Market-Consistent or Market Sentiment:An Examination of the Informativeness of Embedded Value Accounting

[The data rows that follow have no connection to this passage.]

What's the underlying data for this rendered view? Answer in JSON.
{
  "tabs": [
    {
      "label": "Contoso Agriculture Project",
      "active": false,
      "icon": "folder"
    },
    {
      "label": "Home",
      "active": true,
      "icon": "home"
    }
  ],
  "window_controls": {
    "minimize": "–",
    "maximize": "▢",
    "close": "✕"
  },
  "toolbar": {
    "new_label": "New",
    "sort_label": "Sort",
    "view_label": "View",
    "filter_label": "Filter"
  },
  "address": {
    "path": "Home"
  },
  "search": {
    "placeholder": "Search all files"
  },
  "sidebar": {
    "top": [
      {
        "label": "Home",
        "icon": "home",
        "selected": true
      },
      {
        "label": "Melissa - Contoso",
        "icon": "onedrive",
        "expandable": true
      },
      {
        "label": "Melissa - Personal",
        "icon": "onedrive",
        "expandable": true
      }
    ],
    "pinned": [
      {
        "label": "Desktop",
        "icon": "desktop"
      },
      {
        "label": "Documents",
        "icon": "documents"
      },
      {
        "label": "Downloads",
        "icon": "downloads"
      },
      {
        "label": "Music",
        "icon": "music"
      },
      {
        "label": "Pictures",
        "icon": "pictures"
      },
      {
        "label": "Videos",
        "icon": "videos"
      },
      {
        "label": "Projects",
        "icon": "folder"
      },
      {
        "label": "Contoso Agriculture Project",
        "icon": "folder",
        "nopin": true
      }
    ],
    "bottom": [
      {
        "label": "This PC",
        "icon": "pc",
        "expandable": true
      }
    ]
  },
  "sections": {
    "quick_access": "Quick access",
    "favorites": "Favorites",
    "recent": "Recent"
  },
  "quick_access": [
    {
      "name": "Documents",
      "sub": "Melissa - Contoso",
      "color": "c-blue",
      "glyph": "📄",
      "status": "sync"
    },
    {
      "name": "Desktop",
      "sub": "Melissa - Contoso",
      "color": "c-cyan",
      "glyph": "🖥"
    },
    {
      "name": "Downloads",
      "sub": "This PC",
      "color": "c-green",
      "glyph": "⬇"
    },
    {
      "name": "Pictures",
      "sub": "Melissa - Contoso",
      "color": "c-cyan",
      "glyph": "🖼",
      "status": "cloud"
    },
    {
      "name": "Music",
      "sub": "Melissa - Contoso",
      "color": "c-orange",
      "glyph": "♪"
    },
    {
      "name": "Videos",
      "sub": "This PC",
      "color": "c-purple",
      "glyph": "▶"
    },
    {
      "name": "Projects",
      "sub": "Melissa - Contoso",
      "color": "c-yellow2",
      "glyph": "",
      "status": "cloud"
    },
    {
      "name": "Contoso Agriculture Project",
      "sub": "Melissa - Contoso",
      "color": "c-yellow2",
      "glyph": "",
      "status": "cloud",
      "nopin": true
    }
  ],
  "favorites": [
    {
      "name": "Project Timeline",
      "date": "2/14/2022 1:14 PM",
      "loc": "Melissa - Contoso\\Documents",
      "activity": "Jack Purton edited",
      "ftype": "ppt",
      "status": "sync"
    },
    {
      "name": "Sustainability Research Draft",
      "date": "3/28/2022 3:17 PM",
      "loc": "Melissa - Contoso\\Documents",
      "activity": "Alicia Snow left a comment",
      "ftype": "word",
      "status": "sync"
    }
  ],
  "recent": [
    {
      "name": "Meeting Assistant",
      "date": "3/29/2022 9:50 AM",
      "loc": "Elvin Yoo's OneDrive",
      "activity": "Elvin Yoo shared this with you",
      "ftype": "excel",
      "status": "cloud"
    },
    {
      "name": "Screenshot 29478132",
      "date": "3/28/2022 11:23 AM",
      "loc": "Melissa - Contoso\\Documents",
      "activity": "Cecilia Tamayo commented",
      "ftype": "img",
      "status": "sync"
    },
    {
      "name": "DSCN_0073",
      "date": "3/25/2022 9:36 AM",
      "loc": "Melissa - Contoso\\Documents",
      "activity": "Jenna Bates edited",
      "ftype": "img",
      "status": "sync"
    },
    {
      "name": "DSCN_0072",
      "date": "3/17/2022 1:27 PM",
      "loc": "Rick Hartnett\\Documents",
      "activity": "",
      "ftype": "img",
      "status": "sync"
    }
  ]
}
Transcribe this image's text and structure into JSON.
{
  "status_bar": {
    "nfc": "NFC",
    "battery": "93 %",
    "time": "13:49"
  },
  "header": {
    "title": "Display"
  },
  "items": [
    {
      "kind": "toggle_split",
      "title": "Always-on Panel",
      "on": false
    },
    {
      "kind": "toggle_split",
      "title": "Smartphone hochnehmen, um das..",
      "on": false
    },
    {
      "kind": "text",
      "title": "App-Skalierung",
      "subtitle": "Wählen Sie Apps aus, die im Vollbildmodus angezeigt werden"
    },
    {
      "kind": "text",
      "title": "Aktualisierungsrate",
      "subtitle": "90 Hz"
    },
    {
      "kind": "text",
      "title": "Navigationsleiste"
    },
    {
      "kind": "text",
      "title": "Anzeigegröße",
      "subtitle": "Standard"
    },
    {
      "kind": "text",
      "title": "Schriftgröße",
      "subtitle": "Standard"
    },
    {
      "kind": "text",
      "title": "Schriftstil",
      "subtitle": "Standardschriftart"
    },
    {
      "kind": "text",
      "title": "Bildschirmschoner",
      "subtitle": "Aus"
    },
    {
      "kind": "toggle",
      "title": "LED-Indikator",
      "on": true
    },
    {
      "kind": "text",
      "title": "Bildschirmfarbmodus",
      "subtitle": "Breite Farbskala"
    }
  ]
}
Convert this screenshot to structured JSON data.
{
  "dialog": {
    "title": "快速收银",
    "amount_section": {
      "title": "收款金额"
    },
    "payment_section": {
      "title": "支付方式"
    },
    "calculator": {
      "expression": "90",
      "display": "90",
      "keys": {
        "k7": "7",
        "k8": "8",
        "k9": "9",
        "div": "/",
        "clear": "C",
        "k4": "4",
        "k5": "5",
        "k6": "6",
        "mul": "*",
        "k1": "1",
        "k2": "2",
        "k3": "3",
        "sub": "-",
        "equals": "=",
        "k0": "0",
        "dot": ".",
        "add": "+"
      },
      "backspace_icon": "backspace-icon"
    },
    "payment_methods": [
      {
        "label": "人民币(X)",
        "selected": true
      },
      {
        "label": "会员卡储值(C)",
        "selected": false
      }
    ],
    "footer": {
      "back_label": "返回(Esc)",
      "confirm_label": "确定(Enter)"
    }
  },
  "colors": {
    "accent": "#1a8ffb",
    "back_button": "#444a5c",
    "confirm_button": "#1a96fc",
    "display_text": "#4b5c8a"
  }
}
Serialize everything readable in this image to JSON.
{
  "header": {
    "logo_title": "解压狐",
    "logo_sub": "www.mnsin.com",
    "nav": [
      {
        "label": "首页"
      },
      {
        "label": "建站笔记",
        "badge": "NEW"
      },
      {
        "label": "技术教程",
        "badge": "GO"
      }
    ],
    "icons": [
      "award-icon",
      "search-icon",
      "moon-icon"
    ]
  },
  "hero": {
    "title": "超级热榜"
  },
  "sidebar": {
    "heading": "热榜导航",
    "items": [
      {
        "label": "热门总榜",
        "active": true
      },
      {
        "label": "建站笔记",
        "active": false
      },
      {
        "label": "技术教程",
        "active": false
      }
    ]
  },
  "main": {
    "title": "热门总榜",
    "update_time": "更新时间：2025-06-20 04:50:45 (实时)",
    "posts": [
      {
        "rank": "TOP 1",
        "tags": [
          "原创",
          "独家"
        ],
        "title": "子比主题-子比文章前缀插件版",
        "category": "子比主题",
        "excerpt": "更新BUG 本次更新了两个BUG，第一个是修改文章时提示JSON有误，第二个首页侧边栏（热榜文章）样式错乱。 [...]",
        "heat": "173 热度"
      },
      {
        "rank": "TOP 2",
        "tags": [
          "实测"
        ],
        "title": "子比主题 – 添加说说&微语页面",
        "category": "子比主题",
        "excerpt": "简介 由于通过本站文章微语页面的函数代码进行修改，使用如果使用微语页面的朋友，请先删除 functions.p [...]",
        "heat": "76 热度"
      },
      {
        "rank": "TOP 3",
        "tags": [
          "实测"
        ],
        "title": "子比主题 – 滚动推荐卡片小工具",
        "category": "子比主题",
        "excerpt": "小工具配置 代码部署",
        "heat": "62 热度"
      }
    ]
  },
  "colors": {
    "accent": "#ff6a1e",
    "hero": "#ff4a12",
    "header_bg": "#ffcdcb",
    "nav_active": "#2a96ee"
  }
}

摘要：Regulators and practitioners tend to consider embedded value reporting to be market consistent and to reflect a life insurer’s realistic valuation. Using a sample of European public life insurers, we examine whether embedded values fully reflect market prices’ information. We use the Heckman two-stage regression to control for life insurers’ endogenous decision to disclose embedded values on a voluntary basis, and find that life insurers with market prices higher（lower） than their embedded values have higher（lower）profitability. The results suggest that embedded values do not capture all dimensions of market prices’ information. Further investigation reveals that the above results are mainly driven by market sentiment. We find that market prices over-react to life insurers’ profitability, resulting in lower（higher） future stock returns for life insurers with high（low）price-to-embedded-value（PEV） ratios. This argument is also supported by the finding that PEV ratios are not related to future profitability but are positively associated with analysts’ overestimation of insurers’ earnings in the long run. Overall, although embedded values do not fully reflect market price’s information, they are less vulnerable to market sentiment than market prices are. This study complements the literature on the informativeness and value relevance of embedded value accounting.